## What needs to be done
Print exactly the lines from the line with "Enumerate this screenshot's" to the last line of the data, please, both included.

## Material to process
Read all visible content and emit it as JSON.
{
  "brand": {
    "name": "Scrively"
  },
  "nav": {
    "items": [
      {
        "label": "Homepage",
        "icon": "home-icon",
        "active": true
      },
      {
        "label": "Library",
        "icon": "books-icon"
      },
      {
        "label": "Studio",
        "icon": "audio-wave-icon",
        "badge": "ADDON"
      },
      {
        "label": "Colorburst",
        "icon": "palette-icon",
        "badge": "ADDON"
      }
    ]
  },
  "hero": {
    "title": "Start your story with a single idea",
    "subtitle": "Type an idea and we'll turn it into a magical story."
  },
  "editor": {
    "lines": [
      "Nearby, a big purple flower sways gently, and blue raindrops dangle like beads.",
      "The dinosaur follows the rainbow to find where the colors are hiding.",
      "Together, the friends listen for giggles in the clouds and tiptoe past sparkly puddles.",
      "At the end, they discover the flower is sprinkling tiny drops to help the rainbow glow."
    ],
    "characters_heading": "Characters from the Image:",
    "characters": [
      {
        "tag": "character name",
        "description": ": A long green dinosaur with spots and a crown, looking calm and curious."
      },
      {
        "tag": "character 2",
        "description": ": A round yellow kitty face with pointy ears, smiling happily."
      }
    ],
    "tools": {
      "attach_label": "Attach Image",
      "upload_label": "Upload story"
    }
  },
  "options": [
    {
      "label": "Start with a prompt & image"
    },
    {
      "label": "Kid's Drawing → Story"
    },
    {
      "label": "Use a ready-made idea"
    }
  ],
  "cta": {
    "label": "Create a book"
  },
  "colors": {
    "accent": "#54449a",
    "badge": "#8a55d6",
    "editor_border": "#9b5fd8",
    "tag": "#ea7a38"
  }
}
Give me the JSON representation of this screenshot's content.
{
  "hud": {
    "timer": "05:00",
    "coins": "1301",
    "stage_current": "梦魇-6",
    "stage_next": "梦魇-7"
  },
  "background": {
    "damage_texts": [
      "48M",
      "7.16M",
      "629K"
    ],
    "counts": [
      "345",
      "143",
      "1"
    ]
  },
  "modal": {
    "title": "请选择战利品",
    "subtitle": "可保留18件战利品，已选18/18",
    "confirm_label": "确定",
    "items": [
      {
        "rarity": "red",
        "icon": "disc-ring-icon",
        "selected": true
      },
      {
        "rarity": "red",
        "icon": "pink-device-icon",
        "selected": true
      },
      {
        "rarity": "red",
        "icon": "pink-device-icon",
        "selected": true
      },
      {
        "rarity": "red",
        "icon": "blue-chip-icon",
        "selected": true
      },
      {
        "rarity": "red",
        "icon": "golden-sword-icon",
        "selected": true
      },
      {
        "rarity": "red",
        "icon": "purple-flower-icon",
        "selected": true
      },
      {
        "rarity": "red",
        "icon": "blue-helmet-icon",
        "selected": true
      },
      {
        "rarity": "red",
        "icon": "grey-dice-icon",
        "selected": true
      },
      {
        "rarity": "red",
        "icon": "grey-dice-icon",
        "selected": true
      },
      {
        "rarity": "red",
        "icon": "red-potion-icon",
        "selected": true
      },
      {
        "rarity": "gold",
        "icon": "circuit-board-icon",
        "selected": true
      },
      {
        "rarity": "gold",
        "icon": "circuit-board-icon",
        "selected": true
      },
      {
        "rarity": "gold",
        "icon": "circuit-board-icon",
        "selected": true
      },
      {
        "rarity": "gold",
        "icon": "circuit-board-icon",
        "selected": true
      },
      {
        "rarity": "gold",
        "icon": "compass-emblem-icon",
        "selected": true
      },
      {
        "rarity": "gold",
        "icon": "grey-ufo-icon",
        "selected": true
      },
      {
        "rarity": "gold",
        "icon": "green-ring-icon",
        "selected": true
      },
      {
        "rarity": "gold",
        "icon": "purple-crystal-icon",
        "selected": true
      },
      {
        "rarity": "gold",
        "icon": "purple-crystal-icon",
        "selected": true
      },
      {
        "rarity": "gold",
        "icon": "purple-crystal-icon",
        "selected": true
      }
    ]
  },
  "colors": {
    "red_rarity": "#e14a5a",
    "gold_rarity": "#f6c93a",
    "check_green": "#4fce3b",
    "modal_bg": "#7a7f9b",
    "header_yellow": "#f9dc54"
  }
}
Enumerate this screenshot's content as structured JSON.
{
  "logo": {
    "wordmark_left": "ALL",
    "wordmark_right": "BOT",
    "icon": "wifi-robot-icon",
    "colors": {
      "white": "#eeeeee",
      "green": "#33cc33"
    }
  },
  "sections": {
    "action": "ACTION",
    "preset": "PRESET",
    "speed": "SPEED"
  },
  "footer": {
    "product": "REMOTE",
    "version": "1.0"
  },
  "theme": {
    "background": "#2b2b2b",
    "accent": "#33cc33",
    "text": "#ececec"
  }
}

## Response to the exercise
Enumerate this screenshot's content as structured JSON.
{
  "logo": {
    "wordmark_left": "ALL",
    "wordmark_right": "BOT",
    "icon": "wifi-robot-icon",
    "colors": {
      "white": "#eeeeee",
      "green": "#33cc33"
    }
  },
  "sections": {
    "action": "ACTION",
    "preset": "PRESET",
    "speed": "SPEED"
  },
  "footer": {
    "product": "REMOTE",
    "version": "1.0"
  },
  "theme": {
    "background": "#2b2b2b",
    "accent": "#33cc33",
    "text": "#ececec"
  }
}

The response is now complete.